▶ Task to complete
Skip the images and restate every line of the records exactly.

▶ Data listing

◇ ◇ ◇

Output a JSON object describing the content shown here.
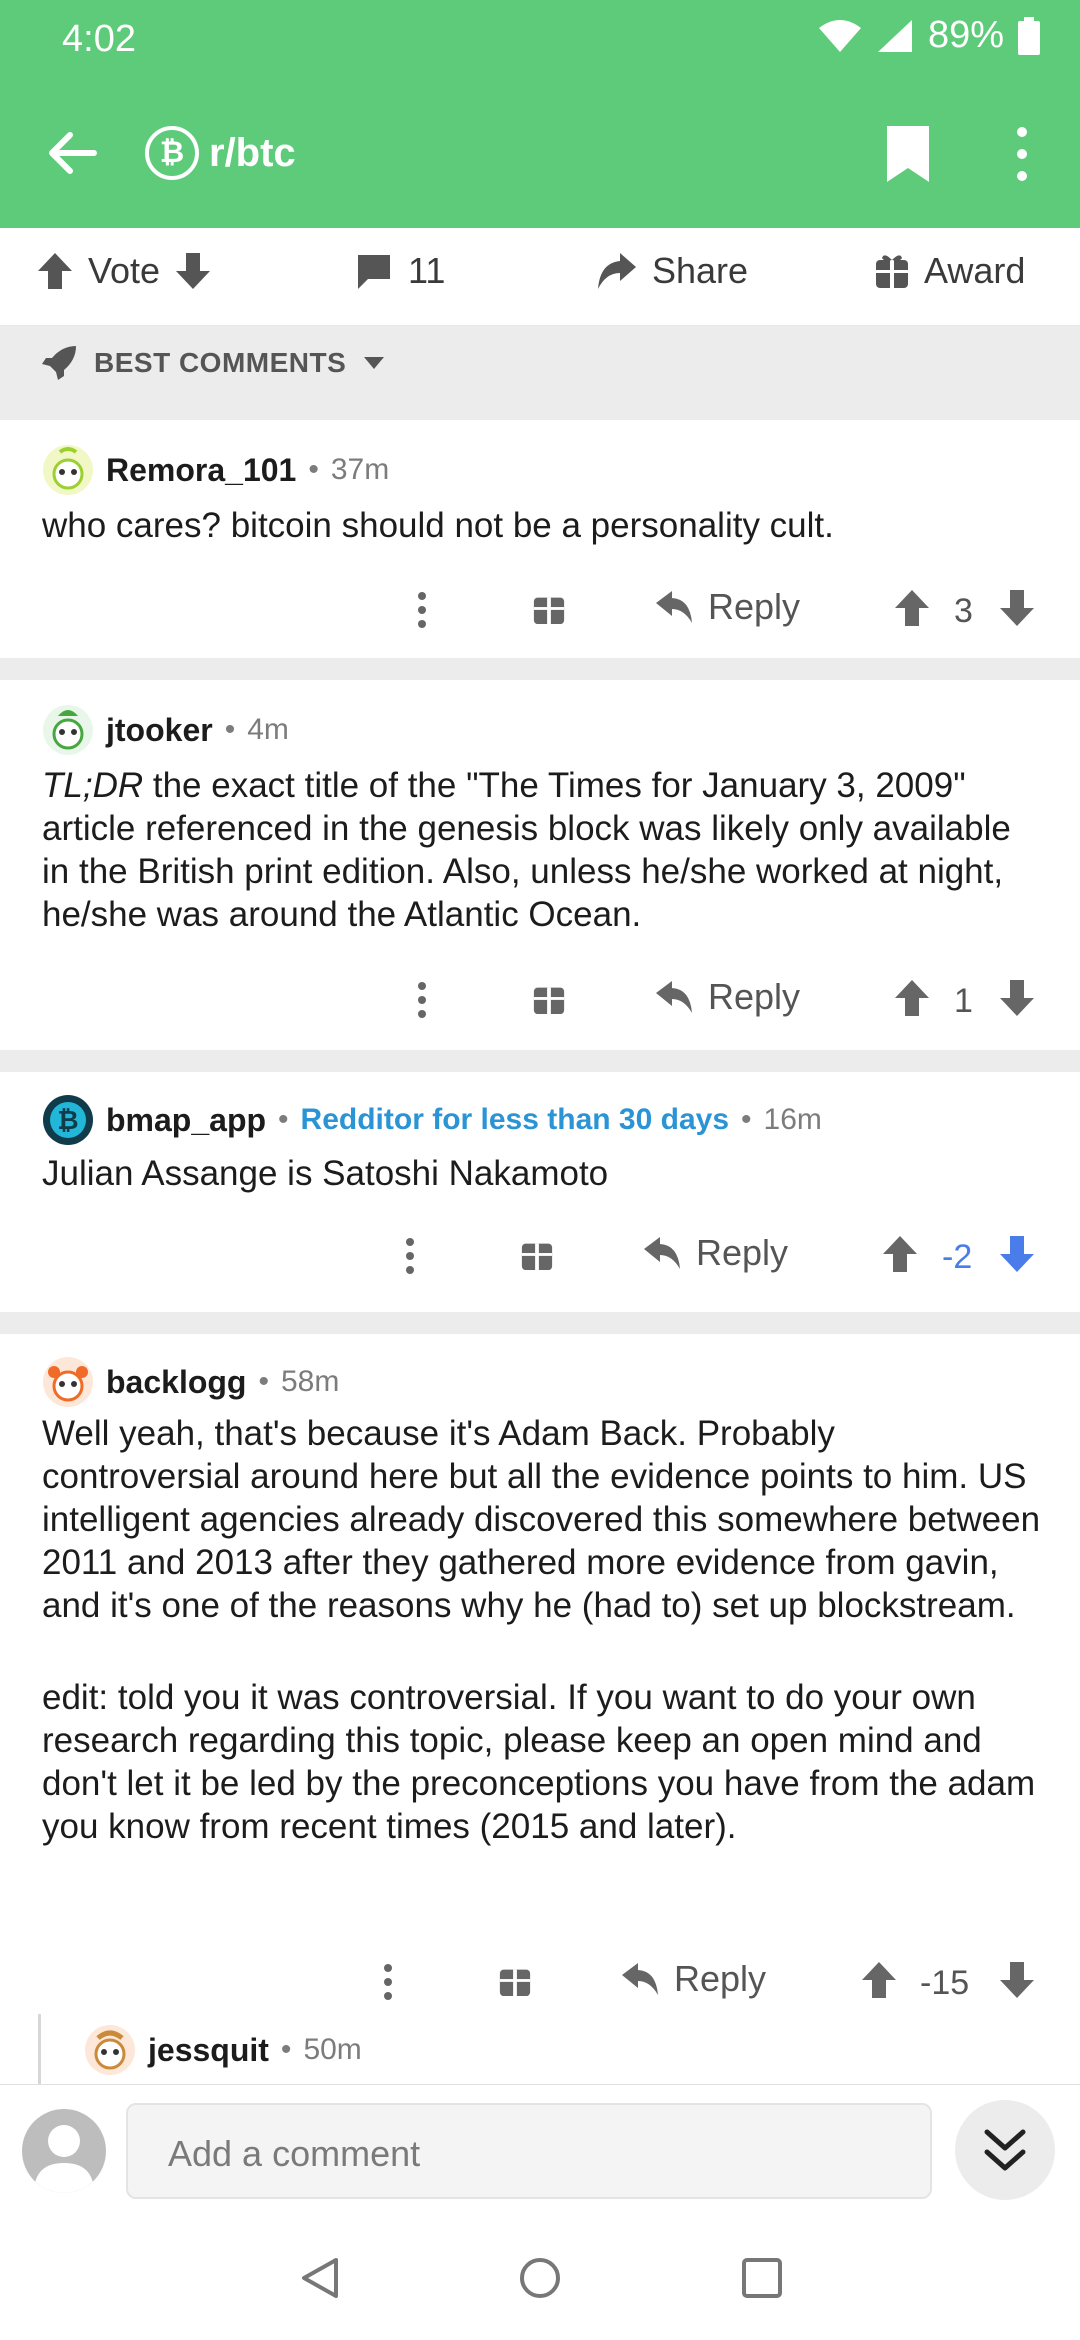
{
  "status_bar": {
    "time": "4:02",
    "battery": "89%"
  },
  "app_bar": {
    "subreddit": "r/btc"
  },
  "post_actions": {
    "vote": "Vote",
    "comments_count": "11",
    "share": "Share",
    "award": "Award"
  },
  "sort": {
    "label": "BEST COMMENTS"
  },
  "comments": [
    {
      "author": "Remora_101",
      "time": "37m",
      "body": [
        "who cares? bitcoin should not be a personality cult."
      ],
      "reply_label": "Reply",
      "score": "3"
    },
    {
      "author": "jtooker",
      "time": "4m",
      "body_italic": "TL;DR",
      "body_rest": " the exact title of the \"The Times for January 3, 2009\" article referenced in the genesis block was likely only available in the British print edition.  Also, unless he/she worked at night, he/she was around the Atlantic Ocean.",
      "reply_label": "Reply",
      "score": "1"
    },
    {
      "author": "bmap_app",
      "flair": "Redditor for less than 30 days",
      "time": "16m",
      "body": [
        "Julian Assange is Satoshi Nakamoto"
      ],
      "reply_label": "Reply",
      "score": "-2"
    },
    {
      "author": "backlogg",
      "time": "58m",
      "body": [
        "Well yeah, that's because it's Adam Back. Probably controversial around here but all the evidence points to him. US intelligent agencies already discovered this somewhere between 2011 and 2013 after they gathered more evidence from gavin, and it's one of the reasons why he (had to) set up blockstream.",
        "edit: told you it was controversial. If you want to do your own research regarding this topic, please keep an open mind and don't let it be led by the preconceptions you have from the adam you know from recent times (2015 and later)."
      ],
      "reply_label": "Reply",
      "score": "-15"
    },
    {
      "author": "jessquit",
      "time": "50m"
    }
  ],
  "composer": {
    "placeholder": "Add a comment"
  },
  "colors": {
    "accent": "#5ecb7a",
    "downvote_active": "#4a7de9",
    "flair": "#2a94d4"
  }
}
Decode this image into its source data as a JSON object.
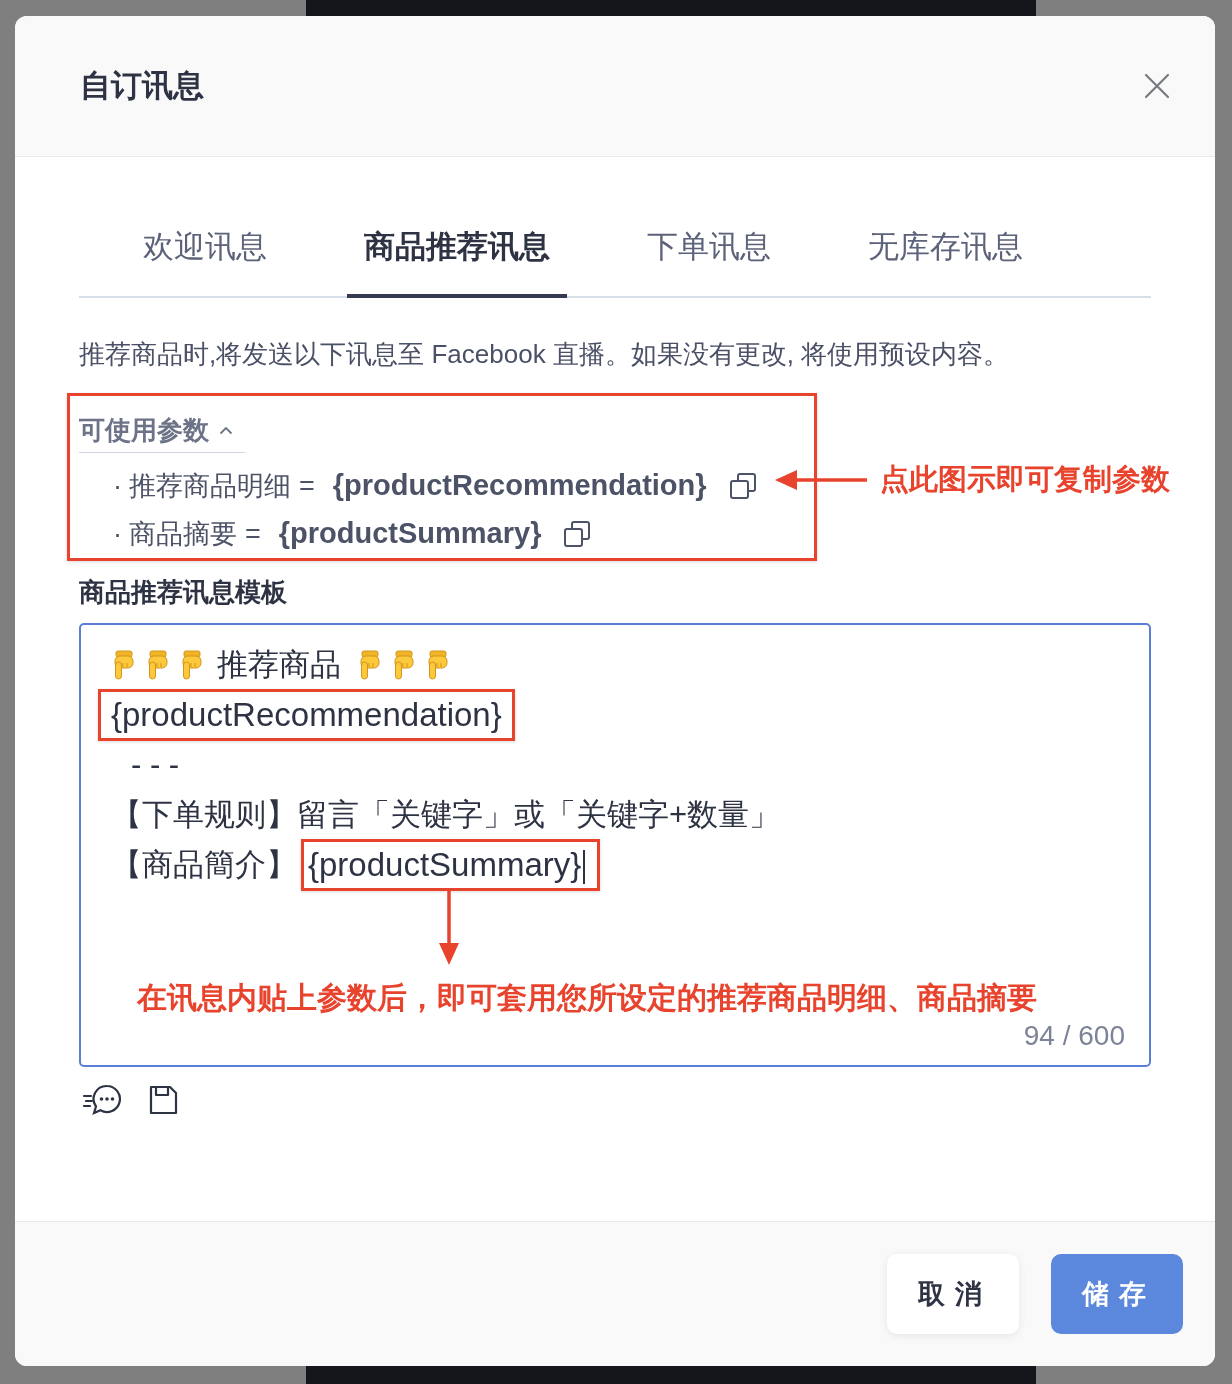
{
  "dialog": {
    "title": "自订讯息"
  },
  "tabs": [
    {
      "label": "欢迎讯息",
      "selected": false
    },
    {
      "label": "商品推荐讯息",
      "selected": true
    },
    {
      "label": "下单讯息",
      "selected": false
    },
    {
      "label": "无库存讯息",
      "selected": false
    }
  ],
  "description": "推荐商品时,将发送以下讯息至 Facebook 直播。如果没有更改, 将使用预设内容。",
  "parameters": {
    "title": "可使用参数",
    "expanded": true,
    "items": [
      {
        "label": "· 推荐商品明细 =",
        "token": "{productRecommendation}"
      },
      {
        "label": "· 商品摘要 =",
        "token": "{productSummary}"
      }
    ],
    "annotation": {
      "text": "点此图示即可复制参数"
    }
  },
  "template": {
    "label": "商品推荐讯息模板",
    "focused": true,
    "lines": [
      {
        "kind": "heading",
        "segments": [
          {
            "text": "推荐商品",
            "highlighted": false
          }
        ]
      },
      {
        "kind": "plain",
        "segments": [
          {
            "text": "{productRecommendation}",
            "highlighted": true
          }
        ]
      },
      {
        "kind": "separator",
        "segments": [
          {
            "text": "- - -",
            "highlighted": false
          }
        ]
      },
      {
        "kind": "plain",
        "segments": [
          {
            "text": "【下单规则】留言「关键字」或「关键字+数量」",
            "highlighted": false
          }
        ]
      },
      {
        "kind": "plain",
        "segments": [
          {
            "text": "【商品簡介】",
            "highlighted": false
          },
          {
            "text": "{productSummary}",
            "highlighted": true
          }
        ]
      }
    ],
    "annotation": {
      "text": "在讯息内贴上参数后，即可套用您所设定的推荐商品明细、商品摘要"
    },
    "counter": "94 / 600"
  },
  "footer": {
    "buttons": [
      {
        "label": "取消",
        "kind": "secondary"
      },
      {
        "label": "储存",
        "kind": "primary"
      }
    ]
  }
}
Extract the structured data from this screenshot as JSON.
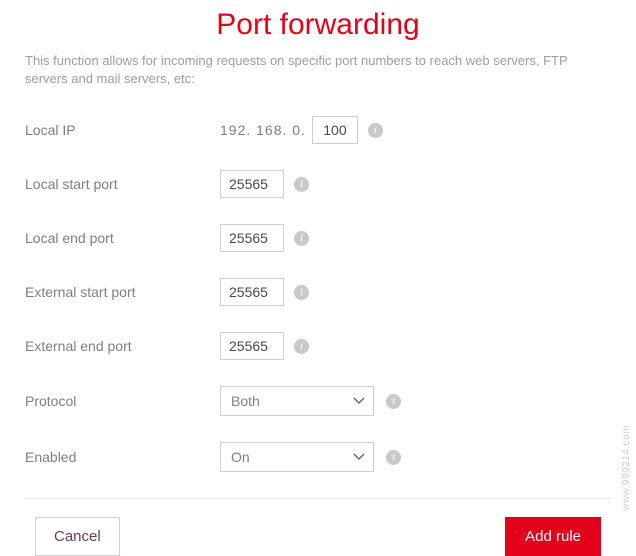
{
  "title": "Port forwarding",
  "description": "This function allows for incoming requests on specific port numbers to reach web servers, FTP servers and mail servers, etc:",
  "ip": {
    "label": "Local IP",
    "prefix": "192.  168.  0. ",
    "value": "100"
  },
  "fields": {
    "local_start": {
      "label": "Local start port",
      "value": "25565"
    },
    "local_end": {
      "label": "Local end port",
      "value": "25565"
    },
    "external_start": {
      "label": "External start port",
      "value": "25565"
    },
    "external_end": {
      "label": "External end port",
      "value": "25565"
    }
  },
  "protocol": {
    "label": "Protocol",
    "selected": "Both"
  },
  "enabled": {
    "label": "Enabled",
    "selected": "On"
  },
  "buttons": {
    "cancel": "Cancel",
    "add": "Add rule"
  },
  "info_glyph": "i",
  "watermark": "www.999214.com"
}
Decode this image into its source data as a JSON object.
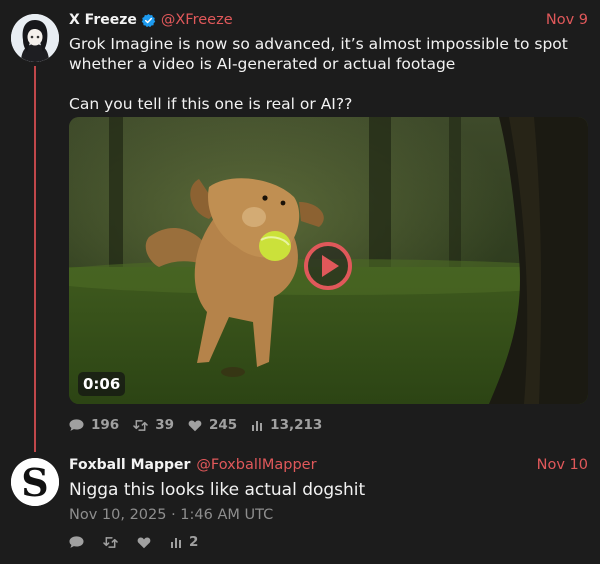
{
  "thread": {
    "tweet1": {
      "display_name": "X Freeze",
      "handle": "@XFreeze",
      "date": "Nov 9",
      "text_line1": "Grok Imagine is now so advanced, it’s almost impossible to spot whether a video is AI-generated or actual footage",
      "text_line2": "Can you tell if this one is real or AI??",
      "video": {
        "duration": "0:06"
      },
      "stats": {
        "replies": "196",
        "retweets": "39",
        "likes": "245",
        "views": "13,213"
      }
    },
    "tweet2": {
      "display_name": "Foxball Mapper",
      "handle": "@FoxballMapper",
      "date": "Nov 10",
      "text": "Nigga this looks like actual dogshit",
      "timestamp": "Nov 10, 2025 · 1:46 AM UTC",
      "stats": {
        "views": "2"
      }
    }
  },
  "colors": {
    "background": "#1c1c1c",
    "accent": "#e0585a",
    "thread_line": "#c0474a",
    "verified": "#1d9bf0",
    "muted": "#8e8e8e"
  },
  "icons": {
    "verified": "verified-badge-icon",
    "reply": "comment-icon",
    "retweet": "retweet-icon",
    "like": "heart-icon",
    "views": "bar-chart-icon",
    "play": "play-icon"
  }
}
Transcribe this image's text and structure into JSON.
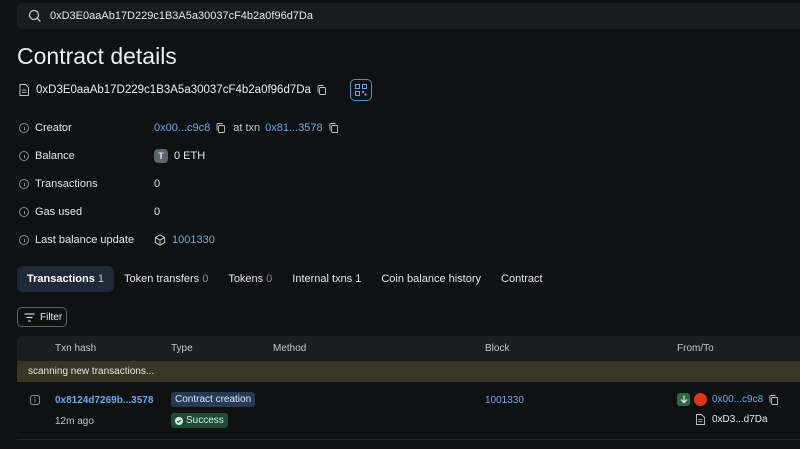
{
  "search": {
    "value": "0xD3E0aaAb17D229c1B3A5a30037cF4b2a0f96d7Da"
  },
  "page": {
    "title": "Contract details"
  },
  "contract": {
    "address": "0xD3E0aaAb17D229c1B3A5a30037cF4b2a0f96d7Da"
  },
  "details": {
    "creator": {
      "label": "Creator",
      "address": "0x00...c9c8",
      "at_txn": "at txn",
      "txn": "0x81...3578"
    },
    "balance": {
      "label": "Balance",
      "token_letter": "T",
      "value": "0 ETH"
    },
    "transactions": {
      "label": "Transactions",
      "value": "0"
    },
    "gas_used": {
      "label": "Gas used",
      "value": "0"
    },
    "last_balance_update": {
      "label": "Last balance update",
      "value": "1001330"
    }
  },
  "tabs": [
    {
      "label": "Transactions",
      "count": "1"
    },
    {
      "label": "Token transfers",
      "count": "0"
    },
    {
      "label": "Tokens",
      "count": "0"
    },
    {
      "label": "Internal txns",
      "count": "1"
    },
    {
      "label": "Coin balance history",
      "count": ""
    },
    {
      "label": "Contract",
      "count": ""
    }
  ],
  "filter": {
    "label": "Filter"
  },
  "table": {
    "headers": {
      "txn_hash": "Txn hash",
      "type": "Type",
      "method": "Method",
      "block": "Block",
      "from_to": "From/To"
    },
    "scanning": "scanning new transactions...",
    "rows": [
      {
        "hash": "0x8124d7269b...3578",
        "age": "12m ago",
        "type": "Contract creation",
        "status": "Success",
        "block": "1001330",
        "from": "0x00...c9c8",
        "to": "0xD3...d7Da"
      }
    ]
  },
  "colors": {
    "link": "#6aa9f0",
    "background": "#101112",
    "success": "#1f4a35",
    "scan_bar": "#3a3624"
  }
}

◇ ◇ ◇

▶ Exercise output
Output a JSON object describing the content shown here.
{
  "status_bar": {
    "time": "4:02",
    "battery": "89%"
  },
  "app_bar": {
    "subreddit": "r/btc"
  },
  "post_actions": {
    "vote": "Vote",
    "comments_count": "11",
    "share": "Share",
    "award": "Award"
  },
  "sort": {
    "label": "BEST COMMENTS"
  },
  "comments": [
    {
      "author": "Remora_101",
      "time": "37m",
      "body": [
        "who cares? bitcoin should not be a personality cult."
      ],
      "reply_label": "Reply",
      "score": "3"
    },
    {
      "author": "jtooker",
      "time": "4m",
      "body_italic": "TL;DR",
      "body_rest": " the exact title of the \"The Times for January 3, 2009\" article referenced in the genesis block was likely only available in the British print edition.  Also, unless he/she worked at night, he/she was around the Atlantic Ocean.",
      "reply_label": "Reply",
      "score": "1"
    },
    {
      "author": "bmap_app",
      "flair": "Redditor for less than 30 days",
      "time": "16m",
      "body": [
        "Julian Assange is Satoshi Nakamoto"
      ],
      "reply_label": "Reply",
      "score": "-2"
    },
    {
      "author": "backlogg",
      "time": "58m",
      "body": [
        "Well yeah, that's because it's Adam Back. Probably controversial around here but all the evidence points to him. US intelligent agencies already discovered this somewhere between 2011 and 2013 after they gathered more evidence from gavin, and it's one of the reasons why he (had to) set up blockstream.",
        "edit: told you it was controversial. If you want to do your own research regarding this topic, please keep an open mind and don't let it be led by the preconceptions you have from the adam you know from recent times (2015 and later)."
      ],
      "reply_label": "Reply",
      "score": "-15"
    },
    {
      "author": "jessquit",
      "time": "50m"
    }
  ],
  "composer": {
    "placeholder": "Add a comment"
  },
  "colors": {
    "accent": "#5ecb7a",
    "downvote_active": "#4a7de9",
    "flair": "#2a94d4"
  }
}
Decode this image into its source data as a JSON object.
{
  "dialog": {
    "title": "自订讯息"
  },
  "tabs": [
    {
      "label": "欢迎讯息",
      "selected": false
    },
    {
      "label": "商品推荐讯息",
      "selected": true
    },
    {
      "label": "下单讯息",
      "selected": false
    },
    {
      "label": "无库存讯息",
      "selected": false
    }
  ],
  "description": "推荐商品时,将发送以下讯息至 Facebook 直播。如果没有更改, 将使用预设内容。",
  "parameters": {
    "title": "可使用参数",
    "expanded": true,
    "items": [
      {
        "label": "· 推荐商品明细 =",
        "token": "{productRecommendation}"
      },
      {
        "label": "· 商品摘要 =",
        "token": "{productSummary}"
      }
    ],
    "annotation": {
      "text": "点此图示即可复制参数"
    }
  },
  "template": {
    "label": "商品推荐讯息模板",
    "focused": true,
    "lines": [
      {
        "kind": "heading",
        "segments": [
          {
            "text": "推荐商品",
            "highlighted": false
          }
        ]
      },
      {
        "kind": "plain",
        "segments": [
          {
            "text": "{productRecommendation}",
            "highlighted": true
          }
        ]
      },
      {
        "kind": "separator",
        "segments": [
          {
            "text": "- - -",
            "highlighted": false
          }
        ]
      },
      {
        "kind": "plain",
        "segments": [
          {
            "text": "【下单规则】留言「关键字」或「关键字+数量」",
            "highlighted": false
          }
        ]
      },
      {
        "kind": "plain",
        "segments": [
          {
            "text": "【商品簡介】",
            "highlighted": false
          },
          {
            "text": "{productSummary}",
            "highlighted": true
          }
        ]
      }
    ],
    "annotation": {
      "text": "在讯息内贴上参数后，即可套用您所设定的推荐商品明细、商品摘要"
    },
    "counter": "94 / 600"
  },
  "footer": {
    "buttons": [
      {
        "label": "取消",
        "kind": "secondary"
      },
      {
        "label": "储存",
        "kind": "primary"
      }
    ]
  }
}
Extract the structured data from this screenshot as JSON.
{
  "title": "Port forwarding",
  "description": "This function allows for incoming requests on specific port numbers to reach web servers, FTP servers and mail servers, etc:",
  "ip": {
    "label": "Local IP",
    "prefix": "192.  168.  0. ",
    "value": "100"
  },
  "fields": {
    "local_start": {
      "label": "Local start port",
      "value": "25565"
    },
    "local_end": {
      "label": "Local end port",
      "value": "25565"
    },
    "external_start": {
      "label": "External start port",
      "value": "25565"
    },
    "external_end": {
      "label": "External end port",
      "value": "25565"
    }
  },
  "protocol": {
    "label": "Protocol",
    "selected": "Both"
  },
  "enabled": {
    "label": "Enabled",
    "selected": "On"
  },
  "buttons": {
    "cancel": "Cancel",
    "add": "Add rule"
  },
  "info_glyph": "i",
  "watermark": "www.999214.com"
}
Decode this image into its source data as a JSON object.
{
  "thread": {
    "tweet1": {
      "display_name": "X Freeze",
      "handle": "@XFreeze",
      "date": "Nov 9",
      "text_line1": "Grok Imagine is now so advanced, it’s almost impossible to spot whether a video is AI-generated or actual footage",
      "text_line2": "Can you tell if this one is real or AI??",
      "video": {
        "duration": "0:06"
      },
      "stats": {
        "replies": "196",
        "retweets": "39",
        "likes": "245",
        "views": "13,213"
      }
    },
    "tweet2": {
      "display_name": "Foxball Mapper",
      "handle": "@FoxballMapper",
      "date": "Nov 10",
      "text": "Nigga this looks like actual dogshit",
      "timestamp": "Nov 10, 2025 · 1:46 AM UTC",
      "stats": {
        "views": "2"
      }
    }
  },
  "colors": {
    "background": "#1c1c1c",
    "accent": "#e0585a",
    "thread_line": "#c0474a",
    "verified": "#1d9bf0",
    "muted": "#8e8e8e"
  },
  "icons": {
    "verified": "verified-badge-icon",
    "reply": "comment-icon",
    "retweet": "retweet-icon",
    "like": "heart-icon",
    "views": "bar-chart-icon",
    "play": "play-icon"
  }
}
Transcribe this image's text and structure into JSON.
{
  "search": {
    "value": "0xD3E0aaAb17D229c1B3A5a30037cF4b2a0f96d7Da"
  },
  "page": {
    "title": "Contract details"
  },
  "contract": {
    "address": "0xD3E0aaAb17D229c1B3A5a30037cF4b2a0f96d7Da"
  },
  "details": {
    "creator": {
      "label": "Creator",
      "address": "0x00...c9c8",
      "at_txn": "at txn",
      "txn": "0x81...3578"
    },
    "balance": {
      "label": "Balance",
      "token_letter": "T",
      "value": "0 ETH"
    },
    "transactions": {
      "label": "Transactions",
      "value": "0"
    },
    "gas_used": {
      "label": "Gas used",
      "value": "0"
    },
    "last_balance_update": {
      "label": "Last balance update",
      "value": "1001330"
    }
  },
  "tabs": [
    {
      "label": "Transactions",
      "count": "1"
    },
    {
      "label": "Token transfers",
      "count": "0"
    },
    {
      "label": "Tokens",
      "count": "0"
    },
    {
      "label": "Internal txns",
      "count": "1"
    },
    {
      "label": "Coin balance history",
      "count": ""
    },
    {
      "label": "Contract",
      "count": ""
    }
  ],
  "filter": {
    "label": "Filter"
  },
  "table": {
    "headers": {
      "txn_hash": "Txn hash",
      "type": "Type",
      "method": "Method",
      "block": "Block",
      "from_to": "From/To"
    },
    "scanning": "scanning new transactions...",
    "rows": [
      {
        "hash": "0x8124d7269b...3578",
        "age": "12m ago",
        "type": "Contract creation",
        "status": "Success",
        "block": "1001330",
        "from": "0x00...c9c8",
        "to": "0xD3...d7Da"
      }
    ]
  },
  "colors": {
    "link": "#6aa9f0",
    "background": "#101112",
    "success": "#1f4a35",
    "scan_bar": "#3a3624"
  }
}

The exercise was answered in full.